::: SUPPLIED INFORMATION

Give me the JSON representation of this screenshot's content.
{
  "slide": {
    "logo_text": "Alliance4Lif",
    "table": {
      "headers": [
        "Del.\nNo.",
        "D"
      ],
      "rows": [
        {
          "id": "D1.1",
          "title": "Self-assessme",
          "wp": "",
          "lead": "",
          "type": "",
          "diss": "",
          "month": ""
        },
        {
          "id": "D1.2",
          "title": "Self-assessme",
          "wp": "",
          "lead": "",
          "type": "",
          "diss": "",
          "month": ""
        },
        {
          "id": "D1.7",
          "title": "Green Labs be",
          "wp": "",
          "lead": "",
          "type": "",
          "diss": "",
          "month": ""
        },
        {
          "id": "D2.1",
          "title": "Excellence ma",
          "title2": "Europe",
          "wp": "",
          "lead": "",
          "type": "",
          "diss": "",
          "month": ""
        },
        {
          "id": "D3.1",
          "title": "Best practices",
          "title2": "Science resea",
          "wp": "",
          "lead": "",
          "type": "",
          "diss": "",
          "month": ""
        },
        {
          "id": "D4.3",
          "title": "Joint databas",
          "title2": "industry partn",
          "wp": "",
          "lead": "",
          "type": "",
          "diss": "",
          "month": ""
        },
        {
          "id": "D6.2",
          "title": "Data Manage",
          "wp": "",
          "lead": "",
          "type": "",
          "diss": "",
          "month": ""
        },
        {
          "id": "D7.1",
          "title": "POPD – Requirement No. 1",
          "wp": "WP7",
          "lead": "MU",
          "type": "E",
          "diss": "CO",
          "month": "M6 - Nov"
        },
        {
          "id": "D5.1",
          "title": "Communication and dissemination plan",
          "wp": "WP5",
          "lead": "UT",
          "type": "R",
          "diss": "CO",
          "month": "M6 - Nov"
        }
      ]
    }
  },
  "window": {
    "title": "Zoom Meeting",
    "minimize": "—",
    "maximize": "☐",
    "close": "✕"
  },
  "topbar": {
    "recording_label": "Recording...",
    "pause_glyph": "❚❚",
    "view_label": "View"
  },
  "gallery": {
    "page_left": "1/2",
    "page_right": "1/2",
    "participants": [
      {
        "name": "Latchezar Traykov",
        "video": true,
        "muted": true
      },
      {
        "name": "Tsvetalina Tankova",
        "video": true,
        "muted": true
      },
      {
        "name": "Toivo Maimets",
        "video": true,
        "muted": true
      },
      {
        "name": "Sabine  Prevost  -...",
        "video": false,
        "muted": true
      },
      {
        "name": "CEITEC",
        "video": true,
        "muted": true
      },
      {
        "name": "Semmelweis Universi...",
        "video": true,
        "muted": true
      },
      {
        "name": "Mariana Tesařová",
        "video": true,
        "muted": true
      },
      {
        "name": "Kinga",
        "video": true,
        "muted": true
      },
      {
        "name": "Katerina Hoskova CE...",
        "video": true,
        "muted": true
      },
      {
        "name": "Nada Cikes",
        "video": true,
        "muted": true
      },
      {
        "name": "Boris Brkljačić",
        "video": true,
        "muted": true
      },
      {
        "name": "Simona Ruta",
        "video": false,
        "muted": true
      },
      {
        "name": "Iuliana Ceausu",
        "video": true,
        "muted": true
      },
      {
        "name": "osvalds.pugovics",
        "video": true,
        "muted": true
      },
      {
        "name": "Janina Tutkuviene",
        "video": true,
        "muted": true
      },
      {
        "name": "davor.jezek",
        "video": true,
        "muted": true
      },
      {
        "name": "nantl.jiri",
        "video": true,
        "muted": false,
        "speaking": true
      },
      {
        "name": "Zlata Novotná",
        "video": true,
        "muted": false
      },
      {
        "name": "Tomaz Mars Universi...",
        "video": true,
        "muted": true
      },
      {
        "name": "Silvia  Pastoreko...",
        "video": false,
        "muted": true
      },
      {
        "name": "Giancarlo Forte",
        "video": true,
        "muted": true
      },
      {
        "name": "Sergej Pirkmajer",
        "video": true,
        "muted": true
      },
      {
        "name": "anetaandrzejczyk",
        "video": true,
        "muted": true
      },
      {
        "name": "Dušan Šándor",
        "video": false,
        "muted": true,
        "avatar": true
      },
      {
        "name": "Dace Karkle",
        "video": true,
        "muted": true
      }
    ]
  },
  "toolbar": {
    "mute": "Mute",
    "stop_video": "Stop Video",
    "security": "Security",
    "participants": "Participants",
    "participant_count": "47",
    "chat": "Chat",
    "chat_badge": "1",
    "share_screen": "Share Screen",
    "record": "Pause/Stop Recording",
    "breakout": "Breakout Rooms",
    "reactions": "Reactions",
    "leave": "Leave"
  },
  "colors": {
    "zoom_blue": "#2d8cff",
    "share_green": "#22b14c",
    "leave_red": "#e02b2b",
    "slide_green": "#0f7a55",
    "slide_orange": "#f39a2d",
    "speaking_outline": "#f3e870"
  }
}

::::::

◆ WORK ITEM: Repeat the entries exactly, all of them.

◆ WRITTEN REPLY:
Give me the JSON representation of this screenshot's content.
{
  "slide": {
    "logo_text": "Alliance4Lif",
    "table": {
      "headers": [
        "Del.\nNo.",
        "D"
      ],
      "rows": [
        {
          "id": "D1.1",
          "title": "Self-assessme",
          "wp": "",
          "lead": "",
          "type": "",
          "diss": "",
          "month": ""
        },
        {
          "id": "D1.2",
          "title": "Self-assessme",
          "wp": "",
          "lead": "",
          "type": "",
          "diss": "",
          "month": ""
        },
        {
          "id": "D1.7",
          "title": "Green Labs be",
          "wp": "",
          "lead": "",
          "type": "",
          "diss": "",
          "month": ""
        },
        {
          "id": "D2.1",
          "title": "Excellence ma",
          "title2": "Europe",
          "wp": "",
          "lead": "",
          "type": "",
          "diss": "",
          "month": ""
        },
        {
          "id": "D3.1",
          "title": "Best practices",
          "title2": "Science resea",
          "wp": "",
          "lead": "",
          "type": "",
          "diss": "",
          "month": ""
        },
        {
          "id": "D4.3",
          "title": "Joint databas",
          "title2": "industry partn",
          "wp": "",
          "lead": "",
          "type": "",
          "diss": "",
          "month": ""
        },
        {
          "id": "D6.2",
          "title": "Data Manage",
          "wp": "",
          "lead": "",
          "type": "",
          "diss": "",
          "month": ""
        },
        {
          "id": "D7.1",
          "title": "POPD – Requirement No. 1",
          "wp": "WP7",
          "lead": "MU",
          "type": "E",
          "diss": "CO",
          "month": "M6 - Nov"
        },
        {
          "id": "D5.1",
          "title": "Communication and dissemination plan",
          "wp": "WP5",
          "lead": "UT",
          "type": "R",
          "diss": "CO",
          "month": "M6 - Nov"
        }
      ]
    }
  },
  "window": {
    "title": "Zoom Meeting",
    "minimize": "—",
    "maximize": "☐",
    "close": "✕"
  },
  "topbar": {
    "recording_label": "Recording...",
    "pause_glyph": "❚❚",
    "view_label": "View"
  },
  "gallery": {
    "page_left": "1/2",
    "page_right": "1/2",
    "participants": [
      {
        "name": "Latchezar Traykov",
        "video": true,
        "muted": true
      },
      {
        "name": "Tsvetalina Tankova",
        "video": true,
        "muted": true
      },
      {
        "name": "Toivo Maimets",
        "video": true,
        "muted": true
      },
      {
        "name": "Sabine  Prevost  -...",
        "video": false,
        "muted": true
      },
      {
        "name": "CEITEC",
        "video": true,
        "muted": true
      },
      {
        "name": "Semmelweis Universi...",
        "video": true,
        "muted": true
      },
      {
        "name": "Mariana Tesařová",
        "video": true,
        "muted": true
      },
      {
        "name": "Kinga",
        "video": true,
        "muted": true
      },
      {
        "name": "Katerina Hoskova CE...",
        "video": true,
        "muted": true
      },
      {
        "name": "Nada Cikes",
        "video": true,
        "muted": true
      },
      {
        "name": "Boris Brkljačić",
        "video": true,
        "muted": true
      },
      {
        "name": "Simona Ruta",
        "video": false,
        "muted": true
      },
      {
        "name": "Iuliana Ceausu",
        "video": true,
        "muted": true
      },
      {
        "name": "osvalds.pugovics",
        "video": true,
        "muted": true
      },
      {
        "name": "Janina Tutkuviene",
        "video": true,
        "muted": true
      },
      {
        "name": "davor.jezek",
        "video": true,
        "muted": true
      },
      {
        "name": "nantl.jiri",
        "video": true,
        "muted": false,
        "speaking": true
      },
      {
        "name": "Zlata Novotná",
        "video": true,
        "muted": false
      },
      {
        "name": "Tomaz Mars Universi...",
        "video": true,
        "muted": true
      },
      {
        "name": "Silvia  Pastoreko...",
        "video": false,
        "muted": true
      },
      {
        "name": "Giancarlo Forte",
        "video": true,
        "muted": true
      },
      {
        "name": "Sergej Pirkmajer",
        "video": true,
        "muted": true
      },
      {
        "name": "anetaandrzejczyk",
        "video": true,
        "muted": true
      },
      {
        "name": "Dušan Šándor",
        "video": false,
        "muted": true,
        "avatar": true
      },
      {
        "name": "Dace Karkle",
        "video": true,
        "muted": true
      }
    ]
  },
  "toolbar": {
    "mute": "Mute",
    "stop_video": "Stop Video",
    "security": "Security",
    "participants": "Participants",
    "participant_count": "47",
    "chat": "Chat",
    "chat_badge": "1",
    "share_screen": "Share Screen",
    "record": "Pause/Stop Recording",
    "breakout": "Breakout Rooms",
    "reactions": "Reactions",
    "leave": "Leave"
  },
  "colors": {
    "zoom_blue": "#2d8cff",
    "share_green": "#22b14c",
    "leave_red": "#e02b2b",
    "slide_green": "#0f7a55",
    "slide_orange": "#f39a2d",
    "speaking_outline": "#f3e870"
  }
}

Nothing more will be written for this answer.